      Reply
    • Sue & Tom Flerlage
      Sue & Tom Flerlage says:

      We really appreciate your posting information about Burdickville and encouraging others to also. As I posted before, we live in the former Asher Atkinson house and love to know more information about our home and this area. We especially would love to get in touch with his great granddaughter Anne Boone if you know a way to connect us. Our number is 3343740. Thanks so much, Sue & Tom Flerlage

      Reply
  3. william blake
    william blake says:

    Also on Glen Lake was a grociery store known as Folmans. It is located 300 ft. east of Funistratta. Funistratta used to be gas station and general store, This was common during the 30-50. The hotel and gas station were owned by John and Ruth Holden. The old steam ship is located off of that easment. Appartantly during the WW-2 they had a steel gathering drive. I remember the boiler parts laying on the beech,1955. The old Dorsey Boat is in 150 water. I used to take some foolish scuba divers out there.

    Reply
    • Steve
      Steve says:

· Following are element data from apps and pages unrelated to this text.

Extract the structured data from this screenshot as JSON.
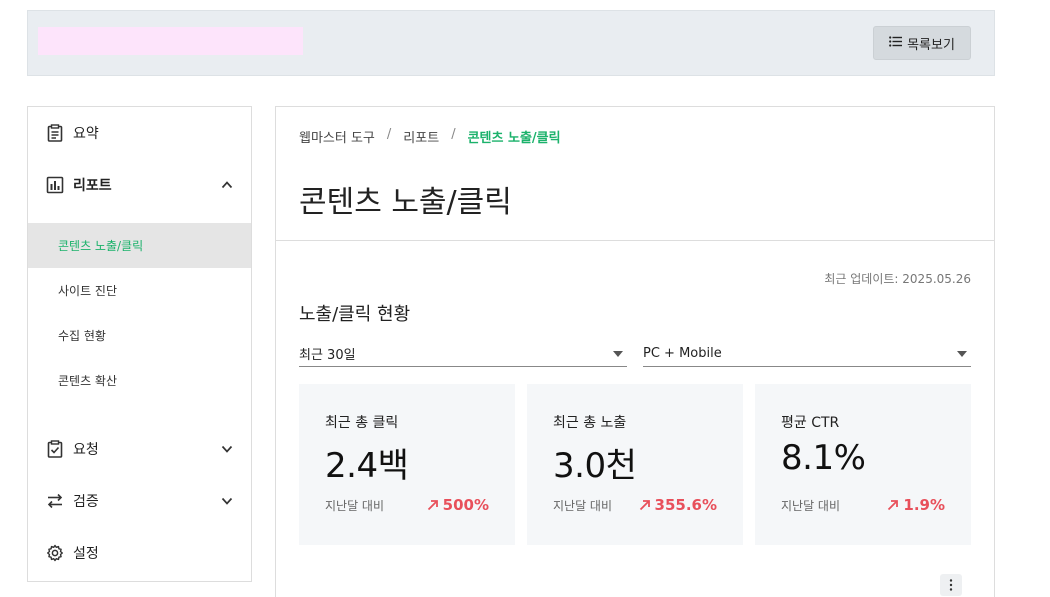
{
  "header": {
    "list_button_label": "목록보기"
  },
  "sidebar": {
    "items": [
      {
        "label": "요약"
      },
      {
        "label": "리포트"
      },
      {
        "label": "요청"
      },
      {
        "label": "검증"
      },
      {
        "label": "설정"
      }
    ],
    "report_sub_items": [
      {
        "label": "콘텐츠 노출/클릭"
      },
      {
        "label": "사이트 진단"
      },
      {
        "label": "수집 현황"
      },
      {
        "label": "콘텐츠 확산"
      }
    ]
  },
  "breadcrumb": {
    "root": "웹마스터 도구",
    "parent": "리포트",
    "current": "콘텐츠 노출/클릭",
    "separator": "/"
  },
  "main": {
    "page_title": "콘텐츠 노출/클릭",
    "updated": "최근 업데이트: 2025.05.26",
    "section_title": "노출/클릭 현황",
    "period_select": "최근 30일",
    "device_select": "PC + Mobile",
    "cards": [
      {
        "label": "최근 총 클릭",
        "value": "2.4백",
        "compare": "지난달 대비",
        "delta": "500%"
      },
      {
        "label": "최근 총 노출",
        "value": "3.0천",
        "compare": "지난달 대비",
        "delta": "355.6%"
      },
      {
        "label": "평균 CTR",
        "value": "8.1%",
        "compare": "지난달 대비",
        "delta": "1.9%"
      }
    ]
  },
  "colors": {
    "accent": "#1bb26b",
    "delta_up": "#e8505b"
  }
}
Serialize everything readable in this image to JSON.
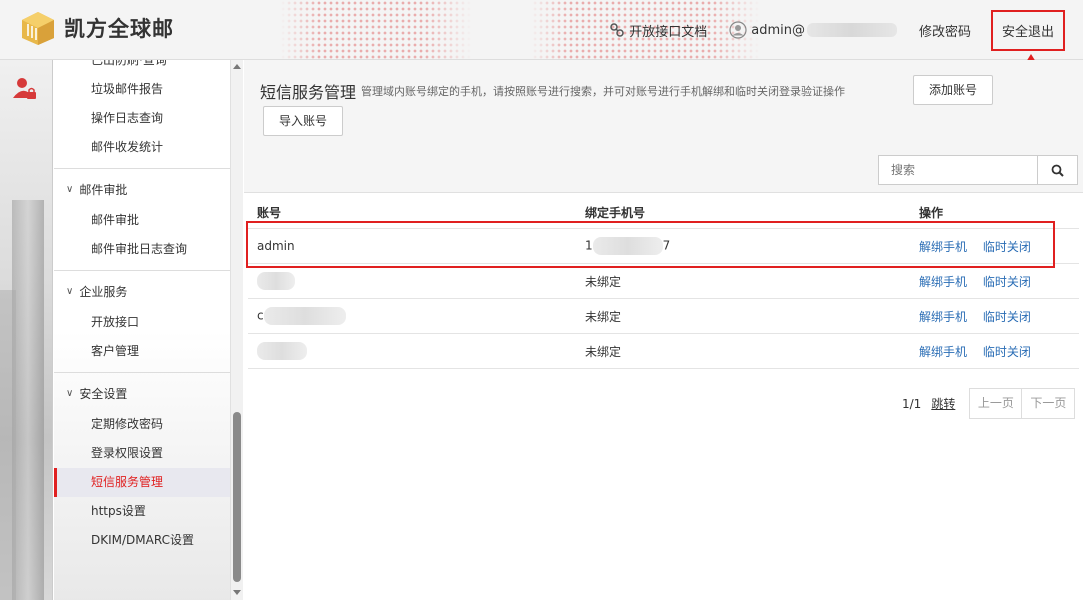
{
  "header": {
    "brand": "凯方全球邮",
    "api_doc": "开放接口文档",
    "user_prefix": "admin@",
    "change_password": "修改密码",
    "logout": "安全退出"
  },
  "sidebar": {
    "items_top": [
      {
        "label": "已出防刷·查询"
      },
      {
        "label": "垃圾邮件报告"
      },
      {
        "label": "操作日志查询"
      },
      {
        "label": "邮件收发统计"
      }
    ],
    "groups": [
      {
        "title": "邮件审批",
        "items": [
          "邮件审批",
          "邮件审批日志查询"
        ]
      },
      {
        "title": "企业服务",
        "items": [
          "开放接口",
          "客户管理"
        ]
      },
      {
        "title": "安全设置",
        "items": [
          "定期修改密码",
          "登录权限设置",
          "短信服务管理",
          "https设置",
          "DKIM/DMARC设置"
        ]
      }
    ],
    "active": "短信服务管理"
  },
  "main": {
    "title": "短信服务管理",
    "description": "管理域内账号绑定的手机，请按照账号进行搜索，并可对账号进行手机解绑和临时关闭登录验证操作",
    "add_button": "添加账号",
    "import_button": "导入账号",
    "search_placeholder": "搜索",
    "columns": [
      "账号",
      "绑定手机号",
      "操作"
    ],
    "rows": [
      {
        "account": "admin",
        "phone": "1",
        "phone_tail": "7"
      },
      {
        "account": "",
        "phone": "未绑定"
      },
      {
        "account": "c",
        "phone": "未绑定"
      },
      {
        "account": "",
        "phone": "未绑定"
      }
    ],
    "actions": {
      "unbind": "解绑手机",
      "close": "临时关闭"
    },
    "pager": {
      "info": "1/1",
      "jump": "跳转",
      "prev": "上一页",
      "next": "下一页"
    }
  },
  "colors": {
    "accent": "#e02020",
    "link": "#2a6db5"
  }
}
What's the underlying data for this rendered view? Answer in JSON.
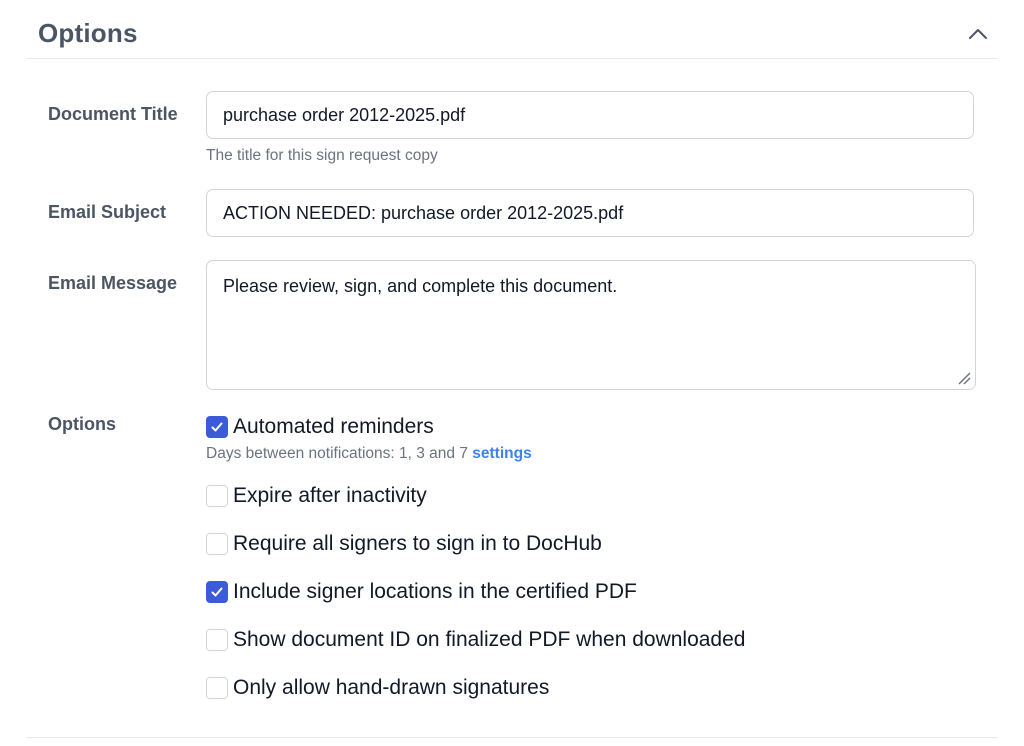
{
  "section": {
    "title": "Options",
    "collapse_icon": "chevron-up-icon"
  },
  "fields": {
    "document_title": {
      "label": "Document Title",
      "value": "purchase order 2012-2025.pdf",
      "help": "The title for this sign request copy"
    },
    "email_subject": {
      "label": "Email Subject",
      "value": "ACTION NEEDED: purchase order 2012-2025.pdf"
    },
    "email_message": {
      "label": "Email Message",
      "value": "Please review, sign, and complete this document."
    }
  },
  "options": {
    "label": "Options",
    "reminders_help": "Days between notifications: 1, 3 and 7",
    "reminders_link": "settings",
    "accent_color": "#3b5bdb",
    "items": [
      {
        "label": "Automated reminders",
        "checked": true
      },
      {
        "label": "Expire after inactivity",
        "checked": false
      },
      {
        "label": "Require all signers to sign in to DocHub",
        "checked": false
      },
      {
        "label": "Include signer locations in the certified PDF",
        "checked": true
      },
      {
        "label": "Show document ID on finalized PDF when downloaded",
        "checked": false
      },
      {
        "label": "Only allow hand-drawn signatures",
        "checked": false
      }
    ]
  }
}
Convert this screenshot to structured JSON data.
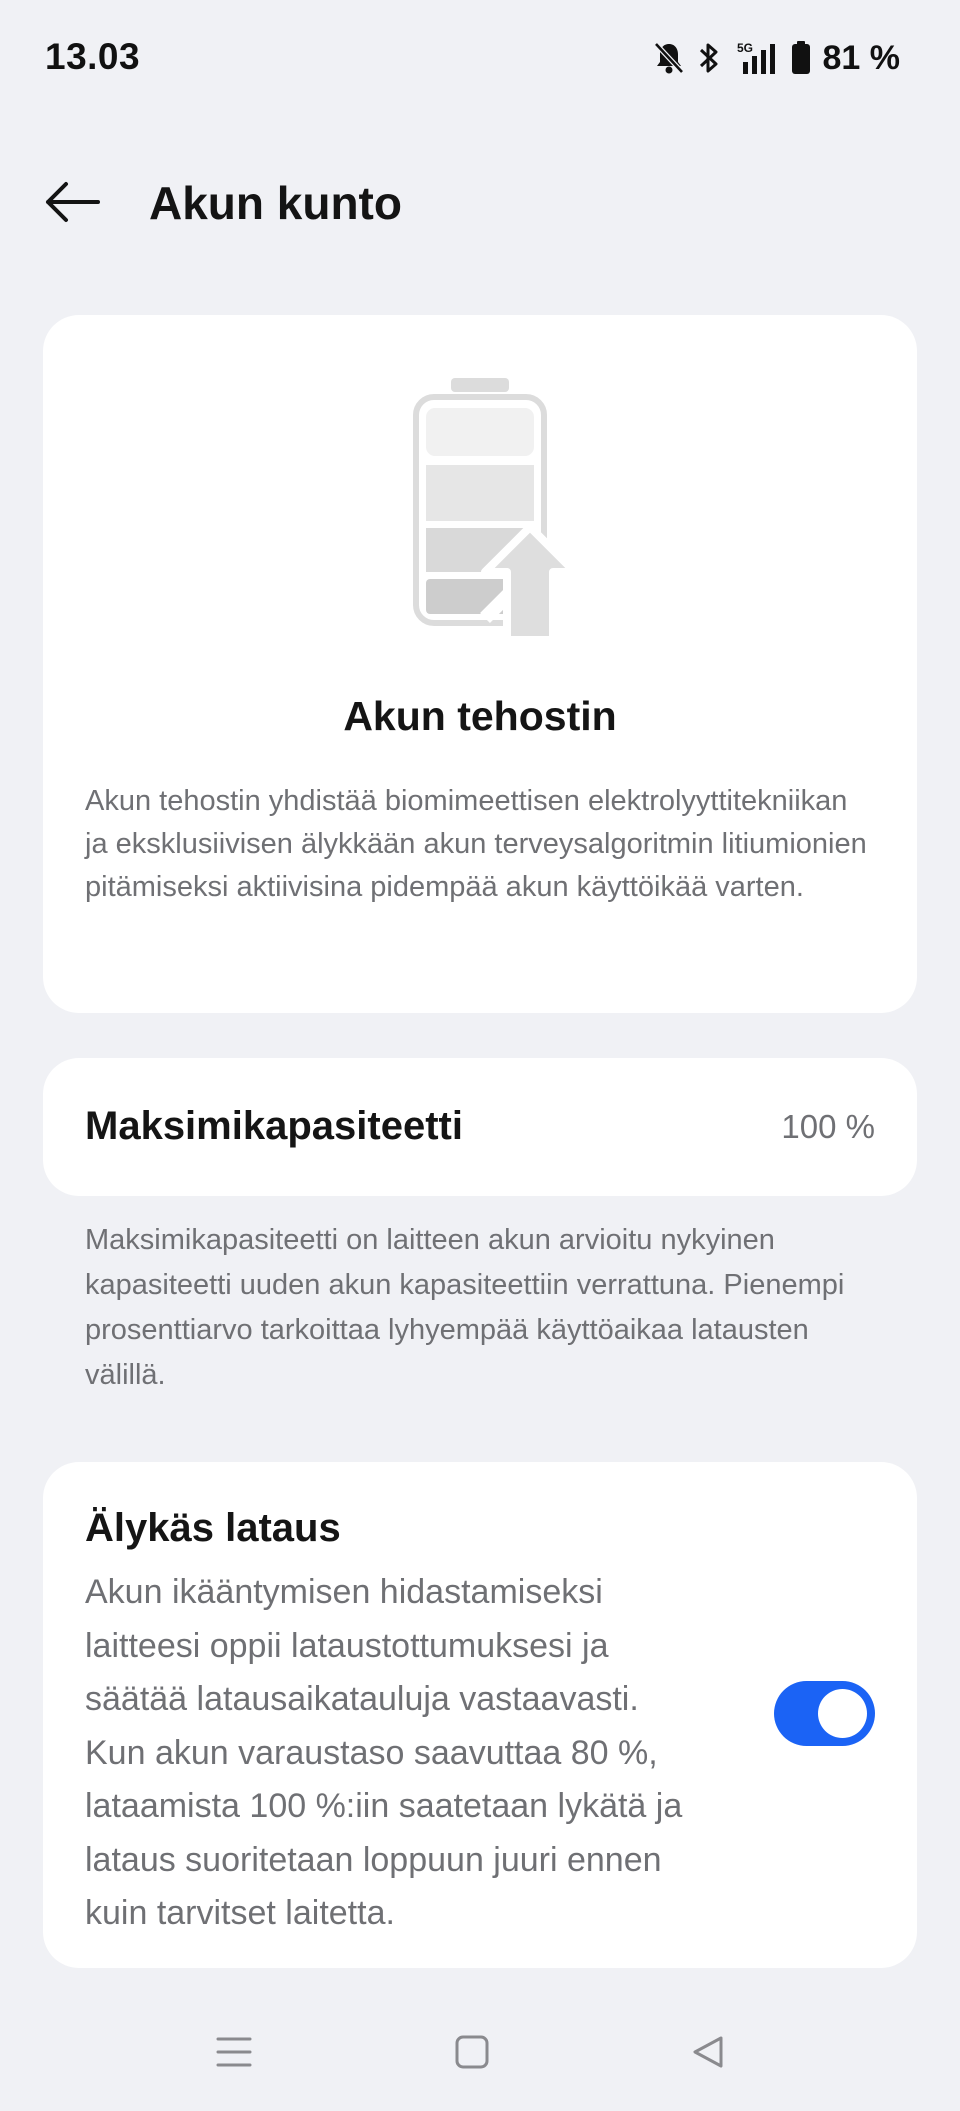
{
  "status_bar": {
    "time": "13.03",
    "network": "5G",
    "battery_percent": "81 %",
    "icons": [
      "bell-off-icon",
      "bluetooth-icon",
      "signal-icon",
      "battery-icon"
    ]
  },
  "header": {
    "back_icon": "arrow-left-icon",
    "title": "Akun kunto"
  },
  "booster_card": {
    "icon": "battery-boost-icon",
    "title": "Akun tehostin",
    "description": "Akun tehostin yhdistää biomimeettisen elektrolyyttitekniikan ja eksklusiivisen älykkään akun terveysalgoritmin litiumionien pitämiseksi aktiivisina pidempää akun käyttöikää varten."
  },
  "capacity": {
    "label": "Maksimikapasiteetti",
    "value": "100 %",
    "note": "Maksimikapasiteetti on laitteen akun arvioitu nykyinen kapasiteetti uuden akun kapasiteettiin verrattuna. Pienempi prosenttiarvo tarkoittaa lyhyempää käyttöaikaa latausten välillä."
  },
  "smart_charging": {
    "title": "Älykäs lataus",
    "description": "Akun ikääntymisen hidastamiseksi laitteesi oppii lataustottumuksesi ja säätää latausaikatauluja vastaavasti. Kun akun varaustaso saavuttaa 80 %, lataamista 100 %:iin saatetaan lykätä ja lataus suoritetaan loppuun juuri ennen kuin tarvitset laitetta.",
    "enabled": true
  },
  "nav_bar": {
    "icons": [
      "menu-icon",
      "home-icon",
      "back-triangle-icon"
    ]
  },
  "colors": {
    "background": "#f0f1f5",
    "card": "#ffffff",
    "accent": "#1b63f5",
    "secondary_text": "#6f7074"
  }
}
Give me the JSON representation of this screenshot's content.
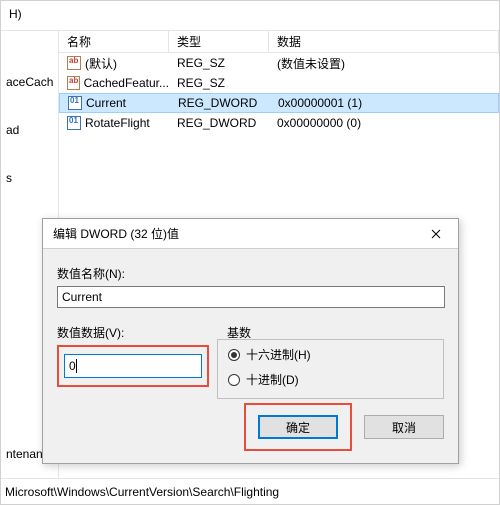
{
  "menu": {
    "item": "H)"
  },
  "tree": {
    "items": [
      "aceCach",
      "",
      "ad",
      "",
      "s",
      "",
      "",
      "",
      "",
      "",
      "",
      "",
      "ntenanc"
    ]
  },
  "list": {
    "headers": {
      "name": "名称",
      "type": "类型",
      "data": "数据"
    },
    "rows": [
      {
        "icon": "sz",
        "name": "(默认)",
        "type": "REG_SZ",
        "data": "(数值未设置)",
        "selected": false
      },
      {
        "icon": "sz",
        "name": "CachedFeatur...",
        "type": "REG_SZ",
        "data": "",
        "selected": false
      },
      {
        "icon": "dw",
        "name": "Current",
        "type": "REG_DWORD",
        "data": "0x00000001 (1)",
        "selected": true
      },
      {
        "icon": "dw",
        "name": "RotateFlight",
        "type": "REG_DWORD",
        "data": "0x00000000 (0)",
        "selected": false
      }
    ]
  },
  "dialog": {
    "title": "编辑 DWORD (32 位)值",
    "name_label": "数值名称(N):",
    "name_value": "Current",
    "value_label": "数值数据(V):",
    "value_data": "0",
    "radix_label": "基数",
    "hex_label": "十六进制(H)",
    "dec_label": "十进制(D)",
    "ok_label": "确定",
    "cancel_label": "取消"
  },
  "status": {
    "path": "Microsoft\\Windows\\CurrentVersion\\Search\\Flighting"
  }
}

      I remember is as “Faulman’s”. It was a place of wonder for a kid because they had the balsa-wood wind-up airplanes that we could spend hours entertaining ourselves with.

      Dorothy Lanham’s Rock Shop was another (actually the only other) place to go, except for the abandoned house on the hill up behind her place. It was falling apart, but you could still see the great view whoever lived there once had out of the big open front windows.

      Reply
  4. william blake
    william blake says:

    at one time labecasse resturant was also a laundry mat. Folmans grociery store also had a hitching post, for horses. The pull behind fire trailer was located accross the street.It looked like an outhouse on wheels. I suppose it was better then nothing. At least it was something to believe in.

    Reply
  5. Anne Boone
    Anne Boone says:

    My great grandparents used to run a resort and sawmill in Burdickville. AM Atkinson? I have a huge number of photos if you are interested.

    Reply
    • Sue & Tom Flerlage
      Sue & Tom Flerlage says:

      Hi Anne, Since 1982, we have lived in the house in Burdickville that was Asher Atkinson’s house. Tom’s family has had the cabin on the lake since the early 50’s also and bought the Atkinson house in the 60s. We would love to talk to you about your family’s history and see photos. Our number is 2313343740. Thanks so much, Sue
      Sue & Tom Flerlage

      Reply
    • 2313343740
      2313343740 says:

      We would love to talk with you. We live in your great grandparents house in Burdickville. Please call.
      Thanks, Sue & Tom Flerlage

      Reply
  6. caroline zervan
    caroline zervan says:

    my maiden name is bow. my grandparents lived on bow rd. my father grew up there.I believe my grandfather Julius Bow built that stucco house that still stands there.the last time I saw it,it was painted brown.we lived in a rented house,my mother called it,the payment place. It burned down in 1933 we lived with grandparents for 2wks,then moved to midland mi.where my dad got a job at Dow Chemical.his name was Julius m Bow.I would be his third child.I am 85yrsold now

    Reply
    • Steve
      Steve says:

      Bow Road! I learned to drive on Bow Road. So many happy memories of Glen Lake. Got married in the Gazebo at Old Settlers Park in 1994, and had our wedding dinner at La Becasse.

      Wish I didn’t have to sell that cabin.

      Reply

Leave a Reply

Want to join the discussion?
Feel free to contribute!

Leave a Reply